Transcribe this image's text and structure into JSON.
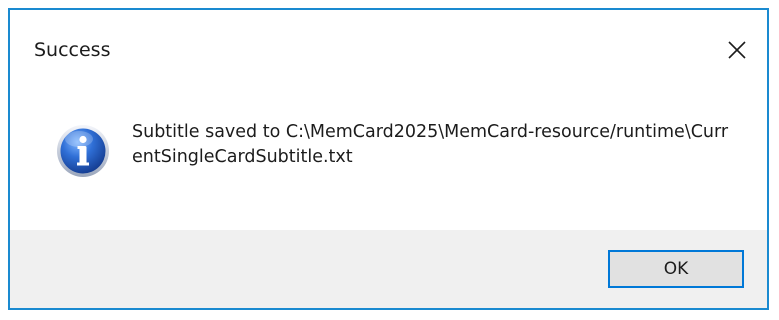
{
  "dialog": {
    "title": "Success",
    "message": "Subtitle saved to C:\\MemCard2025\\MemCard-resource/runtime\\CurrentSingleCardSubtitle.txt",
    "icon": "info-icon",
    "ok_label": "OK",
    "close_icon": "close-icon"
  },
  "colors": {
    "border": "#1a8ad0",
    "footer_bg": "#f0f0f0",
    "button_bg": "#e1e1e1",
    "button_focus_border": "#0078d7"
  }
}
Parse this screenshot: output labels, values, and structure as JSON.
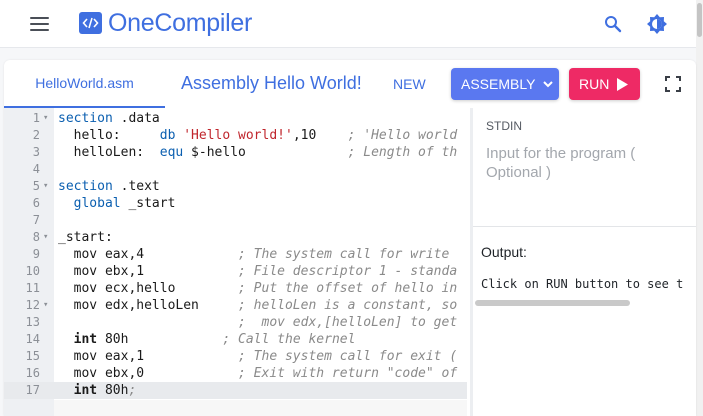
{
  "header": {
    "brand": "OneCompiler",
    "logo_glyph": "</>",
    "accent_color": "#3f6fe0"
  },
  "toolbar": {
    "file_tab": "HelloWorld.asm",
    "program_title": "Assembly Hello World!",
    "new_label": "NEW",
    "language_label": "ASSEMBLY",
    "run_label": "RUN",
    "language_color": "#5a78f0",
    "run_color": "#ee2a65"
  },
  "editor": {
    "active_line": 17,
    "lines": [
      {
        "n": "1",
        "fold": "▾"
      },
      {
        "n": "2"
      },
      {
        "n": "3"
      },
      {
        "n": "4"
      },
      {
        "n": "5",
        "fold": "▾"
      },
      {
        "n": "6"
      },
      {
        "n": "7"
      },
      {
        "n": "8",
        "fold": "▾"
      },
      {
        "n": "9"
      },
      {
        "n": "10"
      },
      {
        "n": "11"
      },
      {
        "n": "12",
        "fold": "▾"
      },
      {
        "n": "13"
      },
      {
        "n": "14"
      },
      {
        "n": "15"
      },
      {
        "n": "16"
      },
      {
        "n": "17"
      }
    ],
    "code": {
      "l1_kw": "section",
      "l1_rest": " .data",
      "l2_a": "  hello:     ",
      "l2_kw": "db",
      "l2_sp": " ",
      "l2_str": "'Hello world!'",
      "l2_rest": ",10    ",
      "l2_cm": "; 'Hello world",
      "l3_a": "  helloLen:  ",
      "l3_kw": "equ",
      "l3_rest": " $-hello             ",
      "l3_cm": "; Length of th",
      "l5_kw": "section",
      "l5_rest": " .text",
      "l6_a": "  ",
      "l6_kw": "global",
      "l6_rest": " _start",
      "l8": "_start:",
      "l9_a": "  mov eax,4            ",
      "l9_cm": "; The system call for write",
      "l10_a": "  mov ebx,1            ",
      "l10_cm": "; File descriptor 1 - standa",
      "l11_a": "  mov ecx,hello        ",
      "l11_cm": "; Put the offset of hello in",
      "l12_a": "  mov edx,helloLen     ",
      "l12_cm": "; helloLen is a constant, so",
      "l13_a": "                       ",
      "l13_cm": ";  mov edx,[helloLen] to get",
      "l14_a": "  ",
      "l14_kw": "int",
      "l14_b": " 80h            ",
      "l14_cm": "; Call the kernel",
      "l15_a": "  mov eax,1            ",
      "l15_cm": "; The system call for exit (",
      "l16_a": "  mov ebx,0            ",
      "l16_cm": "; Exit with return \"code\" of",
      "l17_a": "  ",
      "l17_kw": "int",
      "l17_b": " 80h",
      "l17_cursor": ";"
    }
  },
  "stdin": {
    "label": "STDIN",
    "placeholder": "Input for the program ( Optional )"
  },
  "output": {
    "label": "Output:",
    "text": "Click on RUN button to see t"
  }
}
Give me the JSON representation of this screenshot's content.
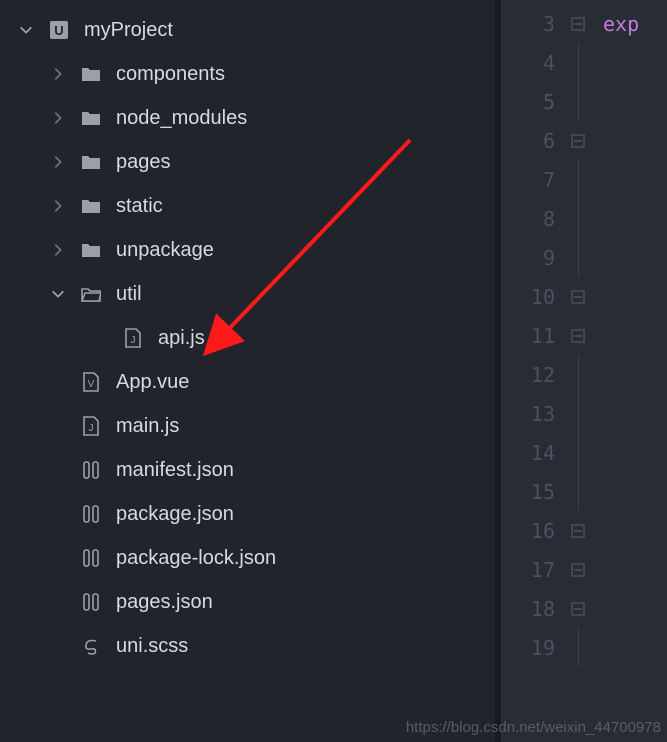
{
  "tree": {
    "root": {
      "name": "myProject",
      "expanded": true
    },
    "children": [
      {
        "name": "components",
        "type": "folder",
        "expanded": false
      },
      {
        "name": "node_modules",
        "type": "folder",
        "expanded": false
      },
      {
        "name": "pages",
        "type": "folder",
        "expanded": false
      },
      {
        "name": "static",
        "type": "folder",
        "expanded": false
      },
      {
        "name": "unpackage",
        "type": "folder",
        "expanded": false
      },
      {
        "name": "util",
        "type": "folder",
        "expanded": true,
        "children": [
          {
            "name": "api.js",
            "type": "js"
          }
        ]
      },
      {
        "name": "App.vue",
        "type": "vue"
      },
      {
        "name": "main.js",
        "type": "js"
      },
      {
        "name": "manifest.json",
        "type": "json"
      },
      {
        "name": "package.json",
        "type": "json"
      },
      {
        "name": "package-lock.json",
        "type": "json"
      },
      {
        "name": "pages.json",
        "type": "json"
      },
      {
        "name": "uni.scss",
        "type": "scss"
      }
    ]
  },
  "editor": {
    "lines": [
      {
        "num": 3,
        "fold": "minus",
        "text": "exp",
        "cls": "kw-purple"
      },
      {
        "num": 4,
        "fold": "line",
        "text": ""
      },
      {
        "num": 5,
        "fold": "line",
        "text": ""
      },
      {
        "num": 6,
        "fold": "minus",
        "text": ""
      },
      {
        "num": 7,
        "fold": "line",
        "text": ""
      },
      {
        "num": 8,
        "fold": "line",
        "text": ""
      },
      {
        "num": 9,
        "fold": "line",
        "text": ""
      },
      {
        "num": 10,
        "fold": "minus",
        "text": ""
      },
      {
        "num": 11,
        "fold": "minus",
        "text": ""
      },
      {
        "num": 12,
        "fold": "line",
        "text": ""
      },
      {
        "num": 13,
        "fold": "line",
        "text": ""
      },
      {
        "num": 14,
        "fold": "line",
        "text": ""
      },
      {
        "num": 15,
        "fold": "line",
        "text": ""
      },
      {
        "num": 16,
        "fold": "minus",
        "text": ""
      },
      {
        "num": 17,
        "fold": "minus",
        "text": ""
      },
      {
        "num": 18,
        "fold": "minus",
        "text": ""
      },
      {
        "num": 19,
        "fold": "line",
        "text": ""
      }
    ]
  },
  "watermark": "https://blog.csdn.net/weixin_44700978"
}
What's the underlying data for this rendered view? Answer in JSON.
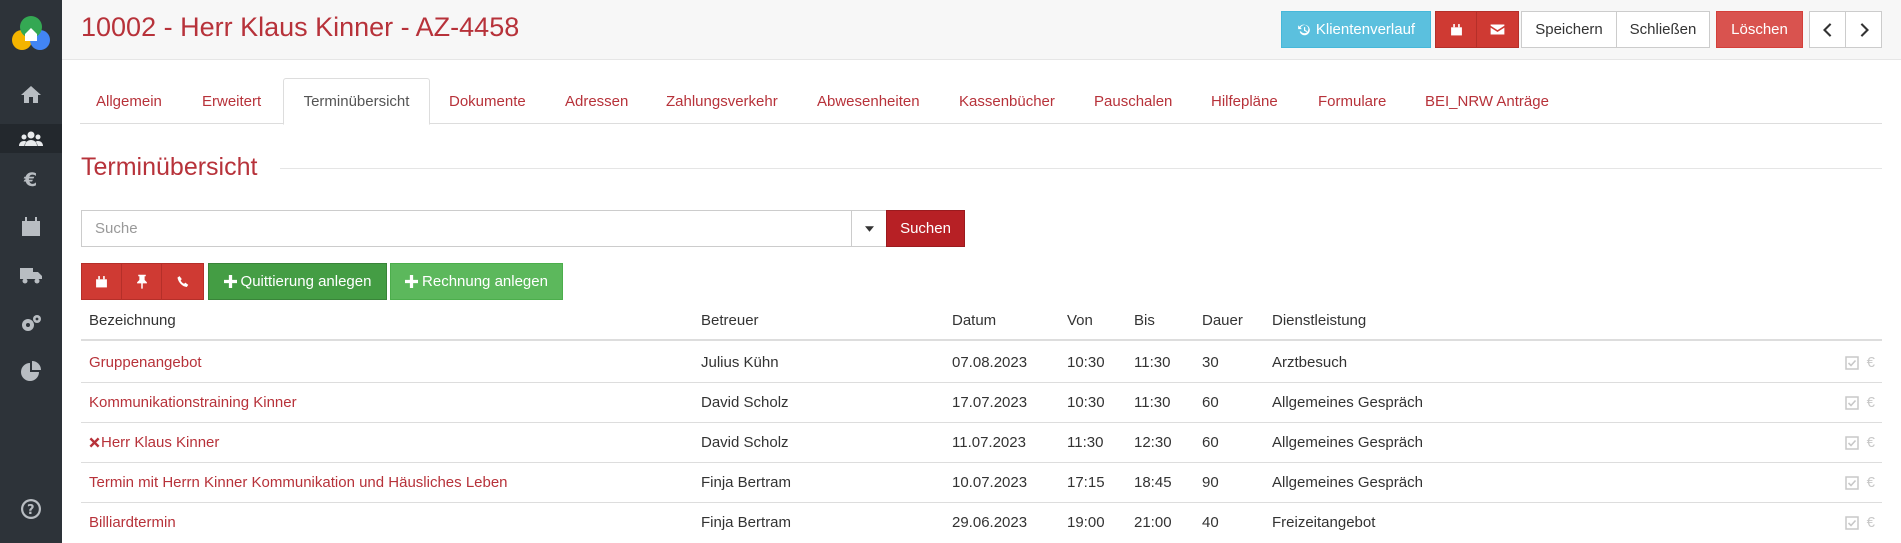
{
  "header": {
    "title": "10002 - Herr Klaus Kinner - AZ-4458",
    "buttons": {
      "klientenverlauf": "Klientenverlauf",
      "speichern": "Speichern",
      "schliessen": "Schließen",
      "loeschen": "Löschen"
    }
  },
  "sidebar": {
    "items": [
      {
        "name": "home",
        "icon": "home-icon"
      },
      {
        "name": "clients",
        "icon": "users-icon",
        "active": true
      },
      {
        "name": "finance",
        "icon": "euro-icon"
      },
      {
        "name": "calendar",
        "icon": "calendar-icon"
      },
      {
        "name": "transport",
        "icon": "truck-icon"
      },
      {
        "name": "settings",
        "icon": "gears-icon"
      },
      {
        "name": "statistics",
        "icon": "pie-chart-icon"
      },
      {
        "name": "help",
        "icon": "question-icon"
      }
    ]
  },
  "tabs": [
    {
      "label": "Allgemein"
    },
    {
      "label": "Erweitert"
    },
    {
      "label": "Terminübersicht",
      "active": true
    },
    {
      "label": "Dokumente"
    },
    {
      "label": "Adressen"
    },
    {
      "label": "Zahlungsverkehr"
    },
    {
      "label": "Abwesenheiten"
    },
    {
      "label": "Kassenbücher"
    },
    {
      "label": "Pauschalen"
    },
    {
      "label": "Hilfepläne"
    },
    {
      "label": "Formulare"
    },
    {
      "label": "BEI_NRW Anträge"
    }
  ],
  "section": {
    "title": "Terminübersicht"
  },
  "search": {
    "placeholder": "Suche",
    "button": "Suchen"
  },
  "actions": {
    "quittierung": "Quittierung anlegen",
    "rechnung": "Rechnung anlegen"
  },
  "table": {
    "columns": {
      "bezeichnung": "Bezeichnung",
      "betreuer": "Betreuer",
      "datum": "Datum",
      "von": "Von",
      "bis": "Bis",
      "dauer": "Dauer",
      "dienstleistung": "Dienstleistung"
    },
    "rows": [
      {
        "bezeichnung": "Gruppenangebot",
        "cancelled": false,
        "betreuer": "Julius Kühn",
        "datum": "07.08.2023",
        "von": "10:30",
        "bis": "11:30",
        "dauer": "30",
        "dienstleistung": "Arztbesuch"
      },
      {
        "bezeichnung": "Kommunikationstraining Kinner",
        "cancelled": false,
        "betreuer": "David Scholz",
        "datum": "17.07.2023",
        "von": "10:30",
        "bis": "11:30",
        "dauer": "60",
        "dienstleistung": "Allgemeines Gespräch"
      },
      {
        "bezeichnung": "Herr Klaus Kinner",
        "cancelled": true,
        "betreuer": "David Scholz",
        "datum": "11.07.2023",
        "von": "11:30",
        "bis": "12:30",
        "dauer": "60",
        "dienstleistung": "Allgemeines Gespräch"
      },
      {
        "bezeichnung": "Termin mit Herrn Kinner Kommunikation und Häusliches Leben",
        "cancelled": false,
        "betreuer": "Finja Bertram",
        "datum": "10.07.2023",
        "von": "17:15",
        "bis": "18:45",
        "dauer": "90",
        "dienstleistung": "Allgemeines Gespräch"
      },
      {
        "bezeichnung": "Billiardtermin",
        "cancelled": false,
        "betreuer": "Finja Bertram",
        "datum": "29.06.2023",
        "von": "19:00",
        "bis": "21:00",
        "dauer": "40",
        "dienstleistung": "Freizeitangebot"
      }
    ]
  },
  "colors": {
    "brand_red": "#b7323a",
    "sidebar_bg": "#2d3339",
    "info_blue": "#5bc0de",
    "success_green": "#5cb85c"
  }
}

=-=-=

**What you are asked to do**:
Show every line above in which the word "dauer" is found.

**Answer to this problem**:
      "dauer": "Dauer",
        "dauer": "30",
        "dauer": "60",
        "dauer": "60",
        "dauer": "90",
        "dauer": "40",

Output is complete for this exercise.